▸ Task instructions
Could you repeat the records below exactly, leaving the pictures out?

Records from a dataset:
##############################

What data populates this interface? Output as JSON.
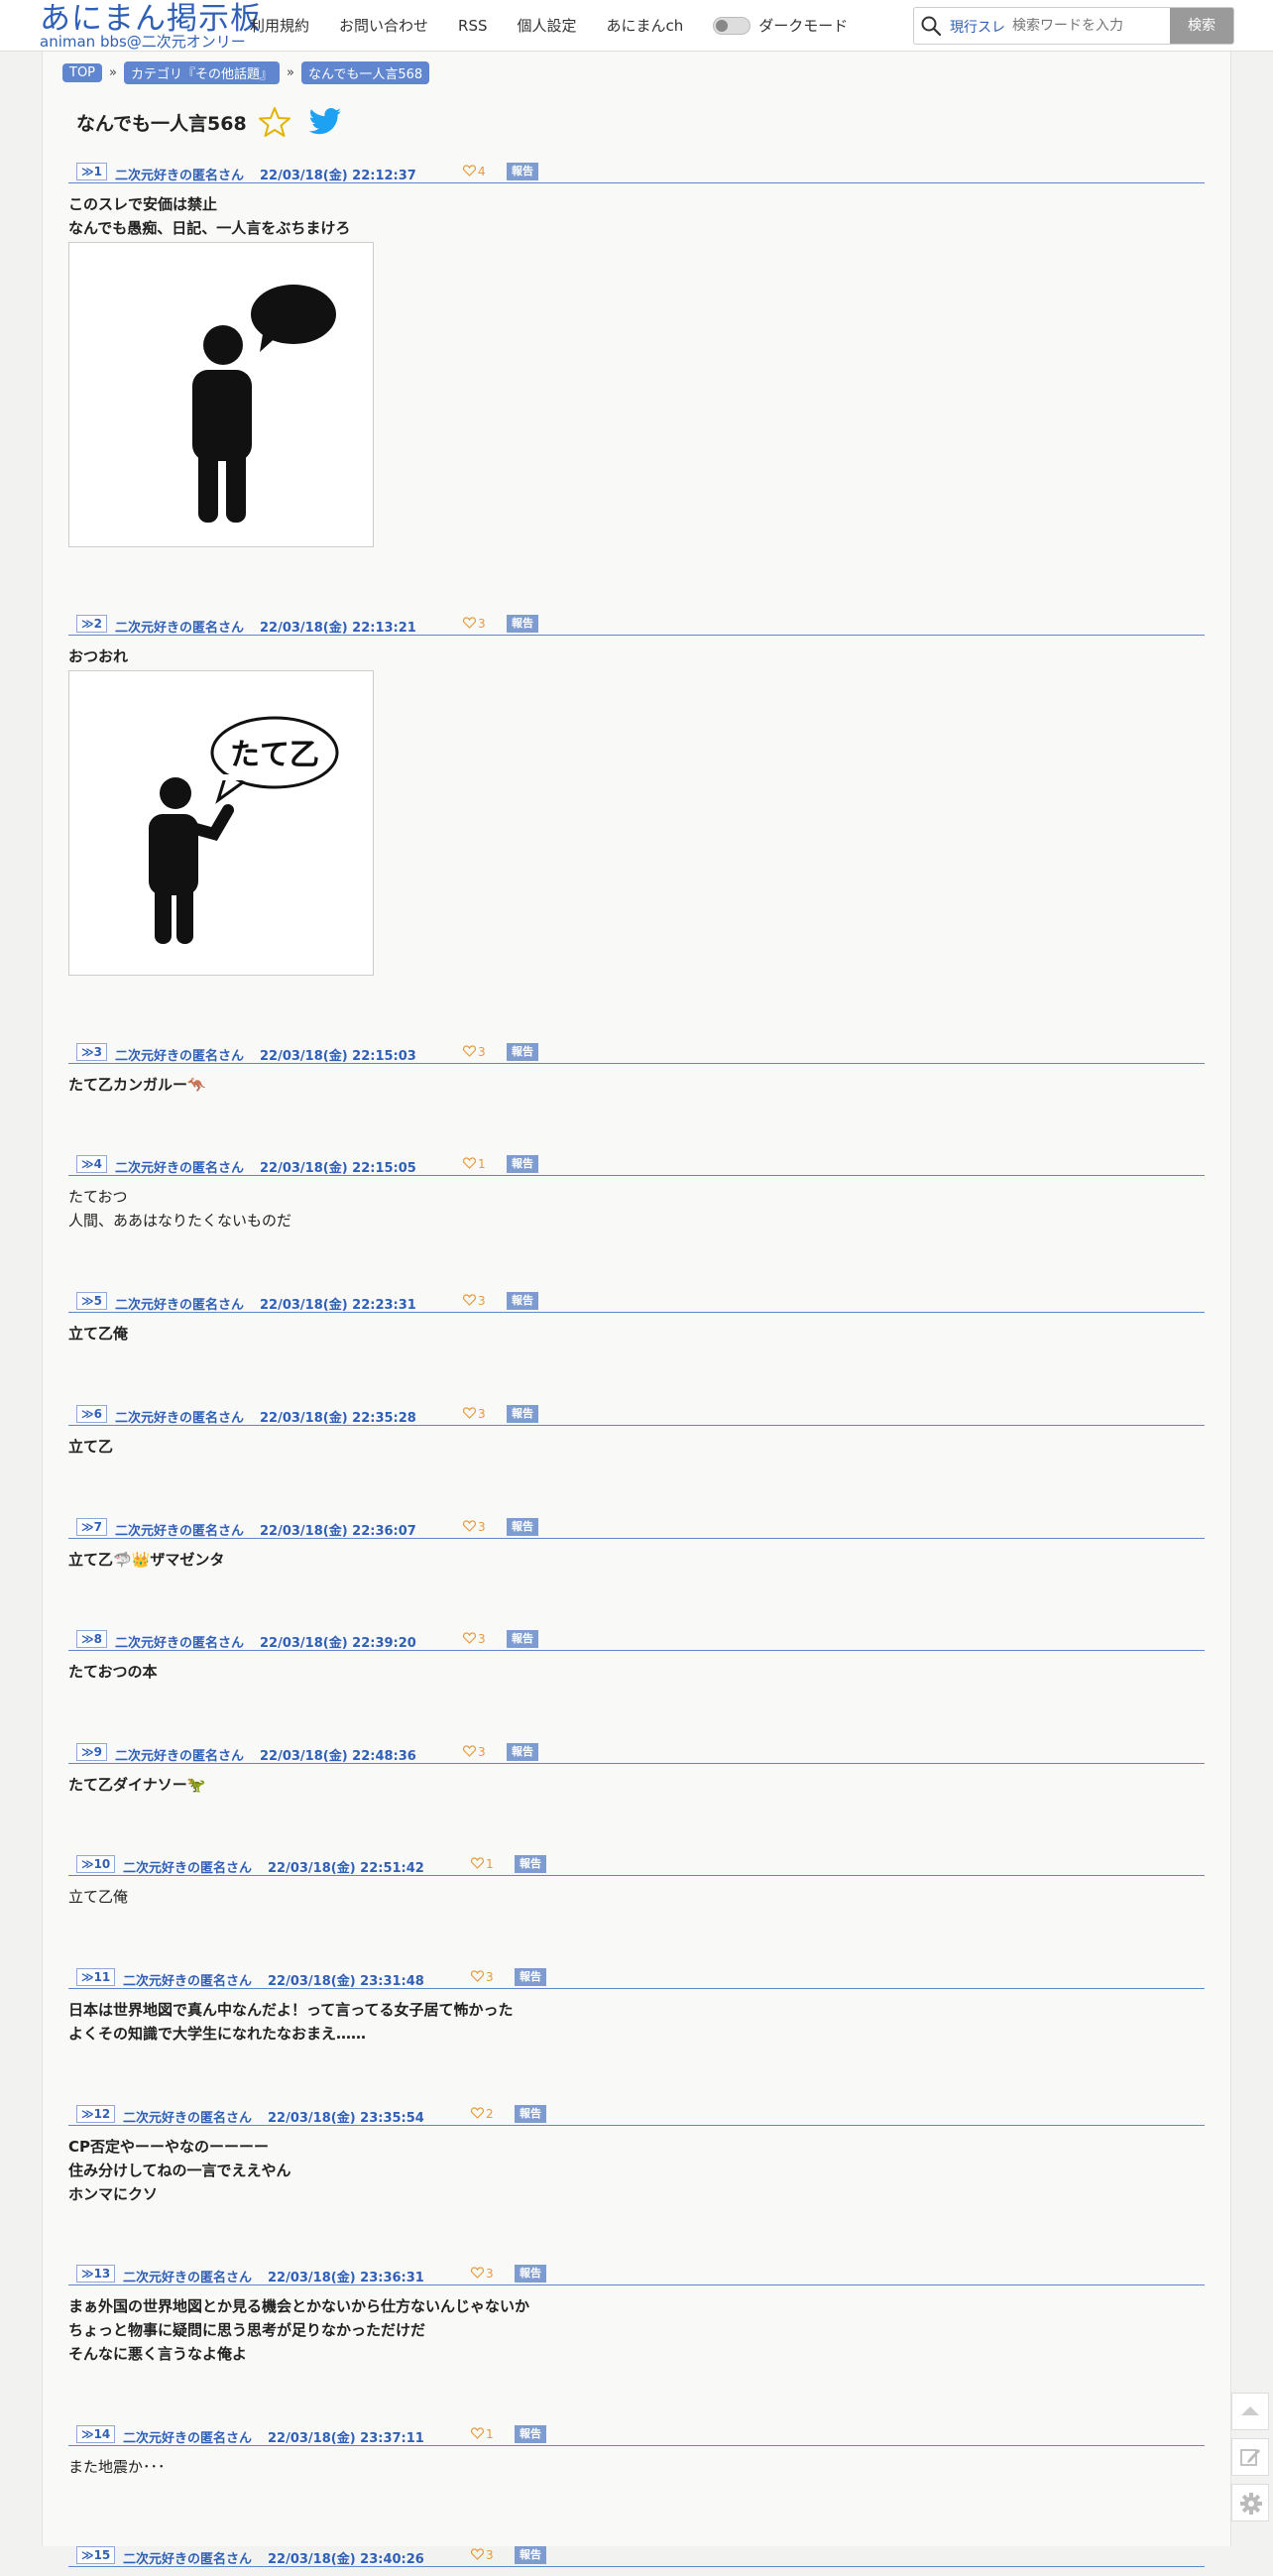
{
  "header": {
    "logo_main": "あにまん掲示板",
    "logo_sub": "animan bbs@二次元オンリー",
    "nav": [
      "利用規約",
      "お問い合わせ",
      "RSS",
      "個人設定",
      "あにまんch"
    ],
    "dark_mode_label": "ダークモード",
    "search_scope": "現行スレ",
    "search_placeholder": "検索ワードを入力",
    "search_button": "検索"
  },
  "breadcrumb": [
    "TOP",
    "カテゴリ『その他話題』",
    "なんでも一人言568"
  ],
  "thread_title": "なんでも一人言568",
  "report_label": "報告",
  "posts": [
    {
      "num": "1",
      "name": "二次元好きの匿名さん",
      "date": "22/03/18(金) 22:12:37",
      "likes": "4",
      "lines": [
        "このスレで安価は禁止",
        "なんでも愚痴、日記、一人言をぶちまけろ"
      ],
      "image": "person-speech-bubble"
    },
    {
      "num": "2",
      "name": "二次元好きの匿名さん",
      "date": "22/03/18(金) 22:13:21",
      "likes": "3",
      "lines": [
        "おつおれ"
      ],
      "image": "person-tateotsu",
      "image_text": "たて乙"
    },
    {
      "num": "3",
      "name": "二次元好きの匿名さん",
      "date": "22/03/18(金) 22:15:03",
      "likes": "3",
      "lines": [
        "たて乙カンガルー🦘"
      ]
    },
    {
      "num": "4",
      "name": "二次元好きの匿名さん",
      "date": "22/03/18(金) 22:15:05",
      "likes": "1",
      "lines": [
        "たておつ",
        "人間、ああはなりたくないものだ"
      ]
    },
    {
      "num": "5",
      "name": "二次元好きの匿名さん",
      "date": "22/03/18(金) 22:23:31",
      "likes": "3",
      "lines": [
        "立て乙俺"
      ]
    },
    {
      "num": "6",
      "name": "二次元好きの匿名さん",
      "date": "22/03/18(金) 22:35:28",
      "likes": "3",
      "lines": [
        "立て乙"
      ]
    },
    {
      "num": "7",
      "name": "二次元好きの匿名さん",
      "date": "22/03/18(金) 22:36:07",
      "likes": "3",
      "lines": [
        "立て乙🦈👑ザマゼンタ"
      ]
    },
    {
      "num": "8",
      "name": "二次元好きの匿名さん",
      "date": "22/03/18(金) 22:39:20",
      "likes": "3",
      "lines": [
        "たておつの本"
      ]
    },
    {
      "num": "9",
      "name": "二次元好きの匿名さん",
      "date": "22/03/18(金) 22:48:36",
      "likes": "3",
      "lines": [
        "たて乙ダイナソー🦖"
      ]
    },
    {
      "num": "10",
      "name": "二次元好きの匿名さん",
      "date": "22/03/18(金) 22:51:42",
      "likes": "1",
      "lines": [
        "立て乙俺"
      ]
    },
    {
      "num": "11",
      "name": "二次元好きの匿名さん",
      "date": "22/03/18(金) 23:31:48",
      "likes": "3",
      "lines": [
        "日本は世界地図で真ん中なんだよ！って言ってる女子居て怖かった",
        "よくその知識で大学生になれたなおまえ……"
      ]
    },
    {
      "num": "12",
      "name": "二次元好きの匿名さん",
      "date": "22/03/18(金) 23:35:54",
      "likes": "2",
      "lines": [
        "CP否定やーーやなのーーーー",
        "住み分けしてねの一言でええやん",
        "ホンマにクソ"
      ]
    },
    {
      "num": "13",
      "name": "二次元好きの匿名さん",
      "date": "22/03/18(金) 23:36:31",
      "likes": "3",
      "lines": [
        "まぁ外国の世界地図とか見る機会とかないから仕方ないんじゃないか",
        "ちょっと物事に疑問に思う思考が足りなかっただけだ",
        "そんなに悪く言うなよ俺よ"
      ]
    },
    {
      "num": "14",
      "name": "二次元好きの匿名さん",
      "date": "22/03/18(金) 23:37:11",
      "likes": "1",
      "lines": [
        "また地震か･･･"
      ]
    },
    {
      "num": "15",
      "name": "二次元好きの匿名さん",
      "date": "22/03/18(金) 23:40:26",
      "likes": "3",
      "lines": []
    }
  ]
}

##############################

▸ Output for this task
What data populates this interface? Output as JSON.
{
  "header": {
    "logo_main": "あにまん掲示板",
    "logo_sub": "animan bbs@二次元オンリー",
    "nav": [
      "利用規約",
      "お問い合わせ",
      "RSS",
      "個人設定",
      "あにまんch"
    ],
    "dark_mode_label": "ダークモード",
    "search_scope": "現行スレ",
    "search_placeholder": "検索ワードを入力",
    "search_button": "検索"
  },
  "breadcrumb": [
    "TOP",
    "カテゴリ『その他話題』",
    "なんでも一人言568"
  ],
  "thread_title": "なんでも一人言568",
  "report_label": "報告",
  "posts": [
    {
      "num": "1",
      "name": "二次元好きの匿名さん",
      "date": "22/03/18(金) 22:12:37",
      "likes": "4",
      "lines": [
        "このスレで安価は禁止",
        "なんでも愚痴、日記、一人言をぶちまけろ"
      ],
      "image": "person-speech-bubble"
    },
    {
      "num": "2",
      "name": "二次元好きの匿名さん",
      "date": "22/03/18(金) 22:13:21",
      "likes": "3",
      "lines": [
        "おつおれ"
      ],
      "image": "person-tateotsu",
      "image_text": "たて乙"
    },
    {
      "num": "3",
      "name": "二次元好きの匿名さん",
      "date": "22/03/18(金) 22:15:03",
      "likes": "3",
      "lines": [
        "たて乙カンガルー🦘"
      ]
    },
    {
      "num": "4",
      "name": "二次元好きの匿名さん",
      "date": "22/03/18(金) 22:15:05",
      "likes": "1",
      "lines": [
        "たておつ",
        "人間、ああはなりたくないものだ"
      ]
    },
    {
      "num": "5",
      "name": "二次元好きの匿名さん",
      "date": "22/03/18(金) 22:23:31",
      "likes": "3",
      "lines": [
        "立て乙俺"
      ]
    },
    {
      "num": "6",
      "name": "二次元好きの匿名さん",
      "date": "22/03/18(金) 22:35:28",
      "likes": "3",
      "lines": [
        "立て乙"
      ]
    },
    {
      "num": "7",
      "name": "二次元好きの匿名さん",
      "date": "22/03/18(金) 22:36:07",
      "likes": "3",
      "lines": [
        "立て乙🦈👑ザマゼンタ"
      ]
    },
    {
      "num": "8",
      "name": "二次元好きの匿名さん",
      "date": "22/03/18(金) 22:39:20",
      "likes": "3",
      "lines": [
        "たておつの本"
      ]
    },
    {
      "num": "9",
      "name": "二次元好きの匿名さん",
      "date": "22/03/18(金) 22:48:36",
      "likes": "3",
      "lines": [
        "たて乙ダイナソー🦖"
      ]
    },
    {
      "num": "10",
      "name": "二次元好きの匿名さん",
      "date": "22/03/18(金) 22:51:42",
      "likes": "1",
      "lines": [
        "立て乙俺"
      ]
    },
    {
      "num": "11",
      "name": "二次元好きの匿名さん",
      "date": "22/03/18(金) 23:31:48",
      "likes": "3",
      "lines": [
        "日本は世界地図で真ん中なんだよ！って言ってる女子居て怖かった",
        "よくその知識で大学生になれたなおまえ……"
      ]
    },
    {
      "num": "12",
      "name": "二次元好きの匿名さん",
      "date": "22/03/18(金) 23:35:54",
      "likes": "2",
      "lines": [
        "CP否定やーーやなのーーーー",
        "住み分けしてねの一言でええやん",
        "ホンマにクソ"
      ]
    },
    {
      "num": "13",
      "name": "二次元好きの匿名さん",
      "date": "22/03/18(金) 23:36:31",
      "likes": "3",
      "lines": [
        "まぁ外国の世界地図とか見る機会とかないから仕方ないんじゃないか",
        "ちょっと物事に疑問に思う思考が足りなかっただけだ",
        "そんなに悪く言うなよ俺よ"
      ]
    },
    {
      "num": "14",
      "name": "二次元好きの匿名さん",
      "date": "22/03/18(金) 23:37:11",
      "likes": "1",
      "lines": [
        "また地震か･･･"
      ]
    },
    {
      "num": "15",
      "name": "二次元好きの匿名さん",
      "date": "22/03/18(金) 23:40:26",
      "likes": "3",
      "lines": []
    }
  ]
}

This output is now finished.